* **EXERCISE DESCRIPTION**
Whenever the word "flag" turns up in a line of the data below, copy that line.

* **EXTRACTED RECORDS**
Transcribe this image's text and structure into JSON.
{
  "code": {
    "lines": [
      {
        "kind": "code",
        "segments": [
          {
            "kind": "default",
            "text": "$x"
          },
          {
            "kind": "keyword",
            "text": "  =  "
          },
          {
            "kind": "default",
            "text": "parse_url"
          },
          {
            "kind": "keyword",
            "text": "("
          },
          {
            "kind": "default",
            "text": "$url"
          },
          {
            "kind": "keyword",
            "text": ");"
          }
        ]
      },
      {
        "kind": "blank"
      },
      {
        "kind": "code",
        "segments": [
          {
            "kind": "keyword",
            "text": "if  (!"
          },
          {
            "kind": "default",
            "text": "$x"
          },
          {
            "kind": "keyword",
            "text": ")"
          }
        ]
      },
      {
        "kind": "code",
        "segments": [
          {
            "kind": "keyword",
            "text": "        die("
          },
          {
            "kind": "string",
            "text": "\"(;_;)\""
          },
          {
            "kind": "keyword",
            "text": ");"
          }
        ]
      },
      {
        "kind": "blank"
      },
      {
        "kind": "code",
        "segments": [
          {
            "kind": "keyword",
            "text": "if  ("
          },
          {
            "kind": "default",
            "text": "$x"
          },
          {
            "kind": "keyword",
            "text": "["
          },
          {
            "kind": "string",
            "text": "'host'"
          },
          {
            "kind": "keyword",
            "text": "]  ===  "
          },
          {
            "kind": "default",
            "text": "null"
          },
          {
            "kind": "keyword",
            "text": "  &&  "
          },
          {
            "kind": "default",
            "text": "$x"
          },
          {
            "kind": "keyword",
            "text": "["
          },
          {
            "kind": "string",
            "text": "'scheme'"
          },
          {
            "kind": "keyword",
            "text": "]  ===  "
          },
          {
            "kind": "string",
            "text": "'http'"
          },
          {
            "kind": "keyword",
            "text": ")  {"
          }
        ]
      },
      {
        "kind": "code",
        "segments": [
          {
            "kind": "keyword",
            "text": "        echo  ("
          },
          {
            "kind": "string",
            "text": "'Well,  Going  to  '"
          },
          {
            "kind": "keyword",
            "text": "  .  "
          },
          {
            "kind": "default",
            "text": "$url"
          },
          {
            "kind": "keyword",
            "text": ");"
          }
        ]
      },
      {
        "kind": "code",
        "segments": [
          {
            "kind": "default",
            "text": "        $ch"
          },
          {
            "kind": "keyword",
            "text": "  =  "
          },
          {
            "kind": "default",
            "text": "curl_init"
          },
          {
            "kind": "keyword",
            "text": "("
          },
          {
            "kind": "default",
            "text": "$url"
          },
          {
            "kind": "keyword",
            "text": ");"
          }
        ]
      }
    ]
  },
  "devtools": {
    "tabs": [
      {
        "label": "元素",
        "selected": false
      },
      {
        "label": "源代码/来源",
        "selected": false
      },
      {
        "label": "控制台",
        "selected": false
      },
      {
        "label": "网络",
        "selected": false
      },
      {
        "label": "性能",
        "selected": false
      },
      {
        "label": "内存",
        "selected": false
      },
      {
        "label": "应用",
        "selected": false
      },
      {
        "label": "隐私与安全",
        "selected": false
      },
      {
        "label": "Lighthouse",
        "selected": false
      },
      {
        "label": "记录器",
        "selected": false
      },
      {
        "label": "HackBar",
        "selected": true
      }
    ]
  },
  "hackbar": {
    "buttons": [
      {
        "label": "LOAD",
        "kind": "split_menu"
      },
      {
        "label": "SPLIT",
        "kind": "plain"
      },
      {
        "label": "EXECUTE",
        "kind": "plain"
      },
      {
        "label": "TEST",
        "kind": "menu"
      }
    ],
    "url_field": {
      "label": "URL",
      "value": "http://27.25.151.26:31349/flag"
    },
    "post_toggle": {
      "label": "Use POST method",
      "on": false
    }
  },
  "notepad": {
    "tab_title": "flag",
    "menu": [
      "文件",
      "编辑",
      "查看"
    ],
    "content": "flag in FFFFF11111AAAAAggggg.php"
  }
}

* **ANSWER AREA**
      "value": "http://27.25.151.26:31349/flag"
    "tab_title": "flag",
    "content": "flag in FFFFF11111AAAAAggggg.php"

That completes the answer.